Author: Allyson Wainright
Science is interdisciplinary, advancing the fields of medicine, agriculture, and many others. Science is all around us. It’s in everything we do, from cooking and cleaning to transportation. And stock car racing, North Carolina’s official state sport, would be nowhere without it.
You may ask yourself how science plays a role in stock car racing. The answer is simple: innovation and the ambition to win. As stock car racing gained popularity throughout the states, on December 14, 1917, a meeting held in Daytona, Florida envisioned the start of the National Association for Stock Car Auto Racing(NASCAR). It wasn’t until later in Wilkes County, North Carolina, beginning with hauling illegal moonshine and using those same cars for recreational use. After years of traction, Wilkesboro Speedway held its first race on May 18, 1947.
While stock car racing gained garnered more demand, well-known drivers started popping up from across the state. There’s Richard Petty from Level Cross, Dale Earnhardt from Kannapolis, and Phillip” Pee Wee” Jones from Clemmon, to name a few.

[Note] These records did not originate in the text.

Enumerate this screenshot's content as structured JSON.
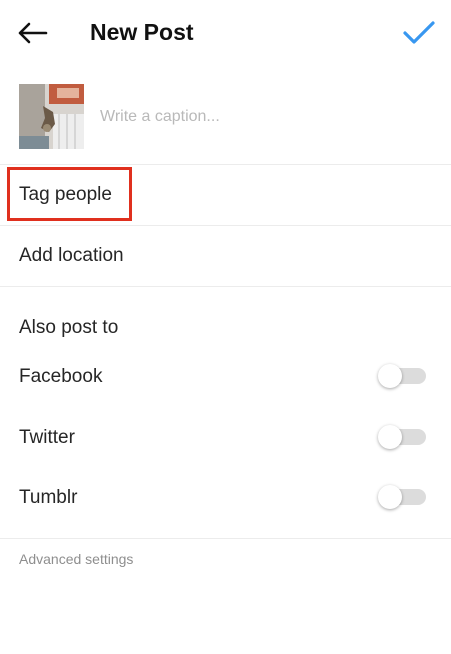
{
  "header": {
    "title": "New Post",
    "back_icon": "arrow-left-icon",
    "confirm_icon": "checkmark-icon",
    "accent_color": "#3897f0"
  },
  "composer": {
    "caption_placeholder": "Write a caption...",
    "caption_value": "",
    "thumbnail_icon": "photo-thumbnail"
  },
  "options": {
    "tag_people": "Tag people",
    "add_location": "Add location"
  },
  "share": {
    "section_title": "Also post to",
    "items": [
      {
        "label": "Facebook",
        "enabled": false
      },
      {
        "label": "Twitter",
        "enabled": false
      },
      {
        "label": "Tumblr",
        "enabled": false
      }
    ]
  },
  "footer": {
    "advanced_settings": "Advanced settings"
  },
  "annotation": {
    "highlight_color": "#e0301e"
  }
}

As Prohibition passed, many former moonshiners turned to stock car racing. Many of these drivers came from poor economic backgrounds, meaning they had to be resourceful to fix arising car troubles. Lacking the funds to outsource labor or being so geographically isolated. A do-it-yourself approach to mechanical engineering became the norm among drivers, requirng both physics and aerodynamics knowledge.
Some had help from well-known mechanics; Florida native Ray Fox. Fox is known for jump-starting many NASCAR favorites, including NC natives Herb Thomas and Junior Johnson. In 1960, Fox built the Chevrolet that won Junior Johnson the Daytona 500. In an interview, Johnson said, “Chevrolet was my favorite engine because of its options. You could improve it in so many ways. The 350 was best because it was easy to work on, and you could make more horsepower.”
According to Auto How Things Work, you can expect a NASCAR engine to be large, have up to 750 horsepower with similar parts to a street car engine with modifications to make sure it can withstand high temperatures and speeds. A series of tests are then performed to test power output and make sure there’s no abnormal wear. After that, the car is racetrack ready!
It all boils down to the need for speed and the lack of aerodynamics can certainly interfere. Leslie-Pelecky Diandra’s book, The Physics of NASCAR: The Science Behind the Speed explains that the car needs friction to move, however there is bad friction(drag) and good friction(downforce). Drag is friction between molecules and against the car's motion, causing the car to slow down. The air density, speed and car shape will determine the size of the drag force. So, things like the windows and wheel openings will minimize drag, but ultimately downforce is the best way to counteract the restricting friction. Downforce is the force that gives the car more grip on the track by pushing the tires harder into the track. There are many design modifications to increase downforce, but this is often accomplished by adding a rear wing to the back of the car. With a rear wing, the air moving under the wing moves faster than the air moving over the wing.
Diandra notes that with this configuration, stock car designers make it, so the car’s entire body is used to increase downforce.
There is science behind the mechanics of the cars, but the tracks themselves require detailed design as well. Each track is different, but most will include banks and curves. A bank is sloped upward towards the middle of the track, designed to hold objects such as cars and people on the track at high speeds, reducing the chances of the car going off the track. A curve is a bend in the track that has no upward slope. Charlotte Motor Speedway is a 1.5 mile speedway featuring banking in the corners at 24 degrees and banks in straightaways at five degrees. To navigate through the bank, centripetal force is employed to change direction. This means that the force makes the car follow the curved path, and the force pushes inward toward the center of the circle.
The driver will feel as though they are being pushed backwards, in the opposite direction of movement, even as they accelerate forward through the force.
That’s just a small glimpse into the many ways that science plays an important role in the success of stock car races. One thing is for sure: North Carolina has continued to prove its importance to NASCAR history. The Moonshine and Motorsports trail highlights its fascinating past, along with its future, including the reopening of the North Carolina Wilkesboro Speedway. The sport's popularity has remained steady throughout the years, attracting fans from across the state. Stock car racing is here to stay and it’s all thanks to science.
Jones, A. B., & White, R. (2007). All around the track: Oral histories of drivers, mechanics, officials, owners, journalists and others in motorsports past and present. McFarland & Company, Inc., Publishers.
Ray Fox: NASCAR Hall of Fame nominee. Nascar Hall of Fame. (n.d.). https://www.nascarhall.com/hall-of-famers/nominees/ray-fox
Woodin, A. (2022, September 14). How NASCAR’s science of speed is continually evolving. USA Insider Official Site. https://www.usanetwork.com/usa-insider/how-nascar-science-of-speed-is-continually-evolving
Leslie-Pelecky, D. L. (2009). The physics of NASCAR: The science behind the speed. Plume.